# Task instructions
Copy each of the records exactly; leave nothing out.

# Task inputs
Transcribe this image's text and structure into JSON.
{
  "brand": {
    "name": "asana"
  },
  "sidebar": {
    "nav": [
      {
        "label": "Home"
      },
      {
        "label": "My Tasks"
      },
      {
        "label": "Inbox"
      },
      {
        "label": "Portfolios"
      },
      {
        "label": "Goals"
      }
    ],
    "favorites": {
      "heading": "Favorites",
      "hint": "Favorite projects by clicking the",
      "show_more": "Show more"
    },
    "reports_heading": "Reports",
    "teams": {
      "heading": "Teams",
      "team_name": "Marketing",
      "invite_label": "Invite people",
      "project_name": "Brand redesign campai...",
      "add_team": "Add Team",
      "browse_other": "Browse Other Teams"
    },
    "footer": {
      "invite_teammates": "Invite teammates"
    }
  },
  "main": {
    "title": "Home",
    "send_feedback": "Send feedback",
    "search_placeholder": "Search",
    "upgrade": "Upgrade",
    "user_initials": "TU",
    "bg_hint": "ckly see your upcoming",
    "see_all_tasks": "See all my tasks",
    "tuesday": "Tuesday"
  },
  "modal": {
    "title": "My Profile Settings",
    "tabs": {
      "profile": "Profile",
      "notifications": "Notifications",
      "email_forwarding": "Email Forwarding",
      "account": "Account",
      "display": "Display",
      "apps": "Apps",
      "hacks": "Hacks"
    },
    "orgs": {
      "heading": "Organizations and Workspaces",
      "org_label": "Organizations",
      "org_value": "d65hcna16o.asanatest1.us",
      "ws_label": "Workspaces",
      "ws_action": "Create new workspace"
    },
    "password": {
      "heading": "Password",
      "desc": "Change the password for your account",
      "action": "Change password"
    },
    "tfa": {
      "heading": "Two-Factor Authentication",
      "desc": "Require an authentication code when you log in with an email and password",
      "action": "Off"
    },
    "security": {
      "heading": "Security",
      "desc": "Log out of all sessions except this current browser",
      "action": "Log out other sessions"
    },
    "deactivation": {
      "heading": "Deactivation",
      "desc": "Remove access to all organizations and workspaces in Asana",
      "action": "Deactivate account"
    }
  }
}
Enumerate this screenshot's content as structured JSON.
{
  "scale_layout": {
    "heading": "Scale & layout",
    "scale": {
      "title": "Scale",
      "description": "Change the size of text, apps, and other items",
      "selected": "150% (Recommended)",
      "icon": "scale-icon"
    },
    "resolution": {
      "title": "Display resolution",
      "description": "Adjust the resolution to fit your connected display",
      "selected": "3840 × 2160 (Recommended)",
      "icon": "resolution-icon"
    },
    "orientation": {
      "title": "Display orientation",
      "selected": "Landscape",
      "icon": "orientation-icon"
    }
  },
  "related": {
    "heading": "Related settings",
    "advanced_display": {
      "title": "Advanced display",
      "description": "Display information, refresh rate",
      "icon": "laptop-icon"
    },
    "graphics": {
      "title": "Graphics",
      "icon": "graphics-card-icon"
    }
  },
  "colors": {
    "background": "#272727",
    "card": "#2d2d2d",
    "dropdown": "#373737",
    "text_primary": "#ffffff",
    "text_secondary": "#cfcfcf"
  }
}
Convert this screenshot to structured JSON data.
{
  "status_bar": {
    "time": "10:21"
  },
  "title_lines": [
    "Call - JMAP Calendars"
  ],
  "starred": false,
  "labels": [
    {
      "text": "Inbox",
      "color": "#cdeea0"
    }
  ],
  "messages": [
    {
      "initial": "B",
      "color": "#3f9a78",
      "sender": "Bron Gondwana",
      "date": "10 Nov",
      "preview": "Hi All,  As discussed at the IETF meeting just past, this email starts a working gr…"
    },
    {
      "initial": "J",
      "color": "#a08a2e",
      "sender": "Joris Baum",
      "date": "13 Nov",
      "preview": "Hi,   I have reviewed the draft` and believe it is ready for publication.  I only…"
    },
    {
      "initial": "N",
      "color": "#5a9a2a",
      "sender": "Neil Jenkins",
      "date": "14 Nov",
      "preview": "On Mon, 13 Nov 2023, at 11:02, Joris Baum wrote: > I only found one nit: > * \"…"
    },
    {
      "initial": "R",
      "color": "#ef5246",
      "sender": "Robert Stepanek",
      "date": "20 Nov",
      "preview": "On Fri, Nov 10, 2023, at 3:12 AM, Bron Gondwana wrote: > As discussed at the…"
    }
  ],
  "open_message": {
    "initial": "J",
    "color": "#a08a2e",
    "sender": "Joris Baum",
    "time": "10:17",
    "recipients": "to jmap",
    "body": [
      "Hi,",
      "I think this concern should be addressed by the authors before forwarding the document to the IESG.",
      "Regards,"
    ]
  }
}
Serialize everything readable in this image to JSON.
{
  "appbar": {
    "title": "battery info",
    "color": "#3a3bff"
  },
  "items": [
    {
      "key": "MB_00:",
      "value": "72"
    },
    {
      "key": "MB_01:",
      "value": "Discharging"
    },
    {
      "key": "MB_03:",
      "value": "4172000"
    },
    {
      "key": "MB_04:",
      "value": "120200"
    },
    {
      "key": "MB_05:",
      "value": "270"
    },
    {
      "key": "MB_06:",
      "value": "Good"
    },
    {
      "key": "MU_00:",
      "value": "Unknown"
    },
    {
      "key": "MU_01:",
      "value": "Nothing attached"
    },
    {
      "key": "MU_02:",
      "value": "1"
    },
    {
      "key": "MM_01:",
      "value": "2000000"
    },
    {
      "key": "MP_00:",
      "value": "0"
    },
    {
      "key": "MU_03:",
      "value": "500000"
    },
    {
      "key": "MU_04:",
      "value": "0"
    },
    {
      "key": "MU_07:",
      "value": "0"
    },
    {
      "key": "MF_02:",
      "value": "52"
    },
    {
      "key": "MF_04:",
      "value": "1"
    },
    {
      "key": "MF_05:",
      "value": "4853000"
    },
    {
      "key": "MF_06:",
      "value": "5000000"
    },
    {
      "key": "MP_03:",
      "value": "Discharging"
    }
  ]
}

# Answer for this exercise
Transcribe this image's text and structure into JSON.
{
  "brand": {
    "name": "asana"
  },
  "sidebar": {
    "nav": [
      {
        "label": "Home"
      },
      {
        "label": "My Tasks"
      },
      {
        "label": "Inbox"
      },
      {
        "label": "Portfolios"
      },
      {
        "label": "Goals"
      }
    ],
    "favorites": {
      "heading": "Favorites",
      "hint": "Favorite projects by clicking the",
      "show_more": "Show more"
    },
    "reports_heading": "Reports",
    "teams": {
      "heading": "Teams",
      "team_name": "Marketing",
      "invite_label": "Invite people",
      "project_name": "Brand redesign campai...",
      "add_team": "Add Team",
      "browse_other": "Browse Other Teams"
    },
    "footer": {
      "invite_teammates": "Invite teammates"
    }
  },
  "main": {
    "title": "Home",
    "send_feedback": "Send feedback",
    "search_placeholder": "Search",
    "upgrade": "Upgrade",
    "user_initials": "TU",
    "bg_hint": "ckly see your upcoming",
    "see_all_tasks": "See all my tasks",
    "tuesday": "Tuesday"
  },
  "modal": {
    "title": "My Profile Settings",
    "tabs": {
      "profile": "Profile",
      "notifications": "Notifications",
      "email_forwarding": "Email Forwarding",
      "account": "Account",
      "display": "Display",
      "apps": "Apps",
      "hacks": "Hacks"
    },
    "orgs": {
      "heading": "Organizations and Workspaces",
      "org_label": "Organizations",
      "org_value": "d65hcna16o.asanatest1.us",
      "ws_label": "Workspaces",
      "ws_action": "Create new workspace"
    },
    "password": {
      "heading": "Password",
      "desc": "Change the password for your account",
      "action": "Change password"
    },
    "tfa": {
      "heading": "Two-Factor Authentication",
      "desc": "Require an authentication code when you log in with an email and password",
      "action": "Off"
    },
    "security": {
      "heading": "Security",
      "desc": "Log out of all sessions except this current browser",
      "action": "Log out other sessions"
    },
    "deactivation": {
      "heading": "Deactivation",
      "desc": "Remove access to all organizations and workspaces in Asana",
      "action": "Deactivate account"
    }
  }
}
Enumerate this screenshot's content as structured JSON.
{
  "scale_layout": {
    "heading": "Scale & layout",
    "scale": {
      "title": "Scale",
      "description": "Change the size of text, apps, and other items",
      "selected": "150% (Recommended)",
      "icon": "scale-icon"
    },
    "resolution": {
      "title": "Display resolution",
      "description": "Adjust the resolution to fit your connected display",
      "selected": "3840 × 2160 (Recommended)",
      "icon": "resolution-icon"
    },
    "orientation": {
      "title": "Display orientation",
      "selected": "Landscape",
      "icon": "orientation-icon"
    }
  },
  "related": {
    "heading": "Related settings",
    "advanced_display": {
      "title": "Advanced display",
      "description": "Display information, refresh rate",
      "icon": "laptop-icon"
    },
    "graphics": {
      "title": "Graphics",
      "icon": "graphics-card-icon"
    }
  },
  "colors": {
    "background": "#272727",
    "card": "#2d2d2d",
    "dropdown": "#373737",
    "text_primary": "#ffffff",
    "text_secondary": "#cfcfcf"
  }
}
Convert this screenshot to structured JSON data.
{
  "status_bar": {
    "time": "10:21"
  },
  "title_lines": [
    "Call - JMAP Calendars"
  ],
  "starred": false,
  "labels": [
    {
      "text": "Inbox",
      "color": "#cdeea0"
    }
  ],
  "messages": [
    {
      "initial": "B",
      "color": "#3f9a78",
      "sender": "Bron Gondwana",
      "date": "10 Nov",
      "preview": "Hi All,  As discussed at the IETF meeting just past, this email starts a working gr…"
    },
    {
      "initial": "J",
      "color": "#a08a2e",
      "sender": "Joris Baum",
      "date": "13 Nov",
      "preview": "Hi,   I have reviewed the draft` and believe it is ready for publication.  I only…"
    },
    {
      "initial": "N",
      "color": "#5a9a2a",
      "sender": "Neil Jenkins",
      "date": "14 Nov",
      "preview": "On Mon, 13 Nov 2023, at 11:02, Joris Baum wrote: > I only found one nit: > * \"…"
    },
    {
      "initial": "R",
      "color": "#ef5246",
      "sender": "Robert Stepanek",
      "date": "20 Nov",
      "preview": "On Fri, Nov 10, 2023, at 3:12 AM, Bron Gondwana wrote: > As discussed at the…"
    }
  ],
  "open_message": {
    "initial": "J",
    "color": "#a08a2e",
    "sender": "Joris Baum",
    "time": "10:17",
    "recipients": "to jmap",
    "body": [
      "Hi,",
      "I think this concern should be addressed by the authors before forwarding the document to the IESG.",
      "Regards,"
    ]
  }
}
Serialize everything readable in this image to JSON.
{
  "appbar": {
    "title": "battery info",
    "color": "#3a3bff"
  },
  "items": [
    {
      "key": "MB_00:",
      "value": "72"
    },
    {
      "key": "MB_01:",
      "value": "Discharging"
    },
    {
      "key": "MB_03:",
      "value": "4172000"
    },
    {
      "key": "MB_04:",
      "value": "120200"
    },
    {
      "key": "MB_05:",
      "value": "270"
    },
    {
      "key": "MB_06:",
      "value": "Good"
    },
    {
      "key": "MU_00:",
      "value": "Unknown"
    },
    {
      "key": "MU_01:",
      "value": "Nothing attached"
    },
    {
      "key": "MU_02:",
      "value": "1"
    },
    {
      "key": "MM_01:",
      "value": "2000000"
    },
    {
      "key": "MP_00:",
      "value": "0"
    },
    {
      "key": "MU_03:",
      "value": "500000"
    },
    {
      "key": "MU_04:",
      "value": "0"
    },
    {
      "key": "MU_07:",
      "value": "0"
    },
    {
      "key": "MF_02:",
      "value": "52"
    },
    {
      "key": "MF_04:",
      "value": "1"
    },
    {
      "key": "MF_05:",
      "value": "4853000"
    },
    {
      "key": "MF_06:",
      "value": "5000000"
    },
    {
      "key": "MP_03:",
      "value": "Discharging"
    }
  ]
}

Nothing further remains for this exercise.